→ **Provided data**:

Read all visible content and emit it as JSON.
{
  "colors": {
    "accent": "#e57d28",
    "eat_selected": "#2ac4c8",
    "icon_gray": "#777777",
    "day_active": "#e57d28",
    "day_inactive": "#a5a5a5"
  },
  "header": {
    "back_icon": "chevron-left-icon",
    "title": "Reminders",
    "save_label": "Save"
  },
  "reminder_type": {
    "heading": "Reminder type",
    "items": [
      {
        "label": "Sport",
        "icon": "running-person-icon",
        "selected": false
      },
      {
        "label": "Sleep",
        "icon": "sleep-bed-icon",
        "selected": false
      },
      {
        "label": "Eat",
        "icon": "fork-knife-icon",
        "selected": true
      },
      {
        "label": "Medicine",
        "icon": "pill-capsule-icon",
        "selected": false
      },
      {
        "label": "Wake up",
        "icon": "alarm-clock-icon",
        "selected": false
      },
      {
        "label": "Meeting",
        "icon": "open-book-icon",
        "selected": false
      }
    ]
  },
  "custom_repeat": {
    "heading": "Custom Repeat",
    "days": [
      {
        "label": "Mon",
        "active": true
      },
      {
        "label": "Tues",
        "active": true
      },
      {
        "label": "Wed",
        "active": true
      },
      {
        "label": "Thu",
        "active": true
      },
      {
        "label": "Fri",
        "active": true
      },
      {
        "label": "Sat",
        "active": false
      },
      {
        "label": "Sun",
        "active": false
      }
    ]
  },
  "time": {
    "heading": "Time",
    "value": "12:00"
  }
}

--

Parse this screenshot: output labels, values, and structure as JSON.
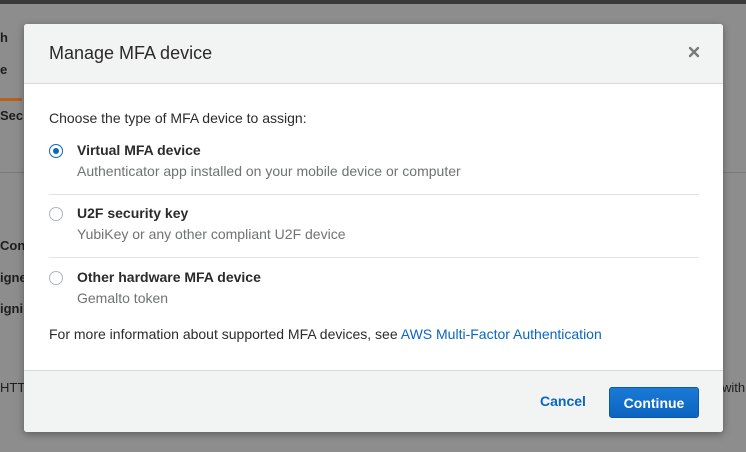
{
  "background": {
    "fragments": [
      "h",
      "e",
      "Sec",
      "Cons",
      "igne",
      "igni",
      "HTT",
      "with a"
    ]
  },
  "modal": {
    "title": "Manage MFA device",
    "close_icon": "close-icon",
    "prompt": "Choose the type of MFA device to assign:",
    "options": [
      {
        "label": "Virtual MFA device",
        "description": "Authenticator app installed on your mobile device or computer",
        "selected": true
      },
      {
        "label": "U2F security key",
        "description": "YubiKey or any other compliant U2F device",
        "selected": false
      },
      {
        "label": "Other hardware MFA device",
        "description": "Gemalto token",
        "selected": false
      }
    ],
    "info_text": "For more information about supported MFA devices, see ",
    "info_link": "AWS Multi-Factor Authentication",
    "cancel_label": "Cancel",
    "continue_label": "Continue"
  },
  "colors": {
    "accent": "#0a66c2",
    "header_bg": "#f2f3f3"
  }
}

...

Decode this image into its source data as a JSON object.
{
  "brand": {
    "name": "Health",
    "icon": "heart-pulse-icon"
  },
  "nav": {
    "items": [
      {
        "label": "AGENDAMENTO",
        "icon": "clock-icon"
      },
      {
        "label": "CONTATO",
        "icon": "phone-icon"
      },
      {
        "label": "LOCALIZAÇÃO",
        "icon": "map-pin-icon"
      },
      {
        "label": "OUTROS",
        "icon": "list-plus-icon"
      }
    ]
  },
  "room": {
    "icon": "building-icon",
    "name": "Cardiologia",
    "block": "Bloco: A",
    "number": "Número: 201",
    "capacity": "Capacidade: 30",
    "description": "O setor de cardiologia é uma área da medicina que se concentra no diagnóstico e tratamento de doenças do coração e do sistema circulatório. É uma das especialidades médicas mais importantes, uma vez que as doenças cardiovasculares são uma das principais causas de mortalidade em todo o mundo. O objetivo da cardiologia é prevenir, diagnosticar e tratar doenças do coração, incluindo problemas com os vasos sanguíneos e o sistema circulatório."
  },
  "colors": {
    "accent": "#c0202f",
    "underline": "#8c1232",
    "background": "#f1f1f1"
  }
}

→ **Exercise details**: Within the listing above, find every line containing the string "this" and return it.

→ **Solution**:
Parse this screenshot: output labels, values, and structure as JSON.
Decode this image into its source data as a JSON object.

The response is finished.